■ EXERCISE AIM: Print every entry below again. Nothing may differ from the original.

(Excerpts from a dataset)
== Segment start ==

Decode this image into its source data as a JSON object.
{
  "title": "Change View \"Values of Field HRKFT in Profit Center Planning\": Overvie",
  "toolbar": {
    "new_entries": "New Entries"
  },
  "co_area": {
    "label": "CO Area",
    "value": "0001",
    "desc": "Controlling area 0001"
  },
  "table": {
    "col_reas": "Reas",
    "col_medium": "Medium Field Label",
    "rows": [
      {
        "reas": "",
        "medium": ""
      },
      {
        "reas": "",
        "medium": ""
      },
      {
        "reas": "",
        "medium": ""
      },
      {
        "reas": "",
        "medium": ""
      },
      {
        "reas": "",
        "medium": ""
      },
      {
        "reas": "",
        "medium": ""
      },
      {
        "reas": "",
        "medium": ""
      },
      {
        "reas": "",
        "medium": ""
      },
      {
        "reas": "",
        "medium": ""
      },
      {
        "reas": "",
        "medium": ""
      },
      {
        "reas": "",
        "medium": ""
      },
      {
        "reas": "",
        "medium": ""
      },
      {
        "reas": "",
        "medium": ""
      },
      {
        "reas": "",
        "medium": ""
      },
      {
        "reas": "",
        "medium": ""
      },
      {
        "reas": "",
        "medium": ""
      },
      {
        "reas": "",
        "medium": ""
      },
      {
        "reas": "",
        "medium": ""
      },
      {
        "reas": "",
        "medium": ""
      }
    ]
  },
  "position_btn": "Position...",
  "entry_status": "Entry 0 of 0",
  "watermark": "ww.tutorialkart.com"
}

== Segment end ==

■ TASK ANSWER:
Decode this image into its source data as a JSON object.
{
  "title": "Change View \"Values of Field HRKFT in Profit Center Planning\": Overvie",
  "toolbar": {
    "new_entries": "New Entries"
  },
  "co_area": {
    "label": "CO Area",
    "value": "0001",
    "desc": "Controlling area 0001"
  },
  "table": {
    "col_reas": "Reas",
    "col_medium": "Medium Field Label",
    "rows": [
      {
        "reas": "",
        "medium": ""
      },
      {
        "reas": "",
        "medium": ""
      },
      {
        "reas": "",
        "medium": ""
      },
      {
        "reas": "",
        "medium": ""
      },
      {
        "reas": "",
        "medium": ""
      },
      {
        "reas": "",
        "medium": ""
      },
      {
        "reas": "",
        "medium": ""
      },
      {
        "reas": "",
        "medium": ""
      },
      {
        "reas": "",
        "medium": ""
      },
      {
        "reas": "",
        "medium": ""
      },
      {
        "reas": "",
        "medium": ""
      },
      {
        "reas": "",
        "medium": ""
      },
      {
        "reas": "",
        "medium": ""
      },
      {
        "reas": "",
        "medium": ""
      },
      {
        "reas": "",
        "medium": ""
      },
      {
        "reas": "",
        "medium": ""
      },
      {
        "reas": "",
        "medium": ""
      },
      {
        "reas": "",
        "medium": ""
      },
      {
        "reas": "",
        "medium": ""
      }
    ]
  },
  "position_btn": "Position...",
  "entry_status": "Entry 0 of 0",
  "watermark": "ww.tutorialkart.com"
}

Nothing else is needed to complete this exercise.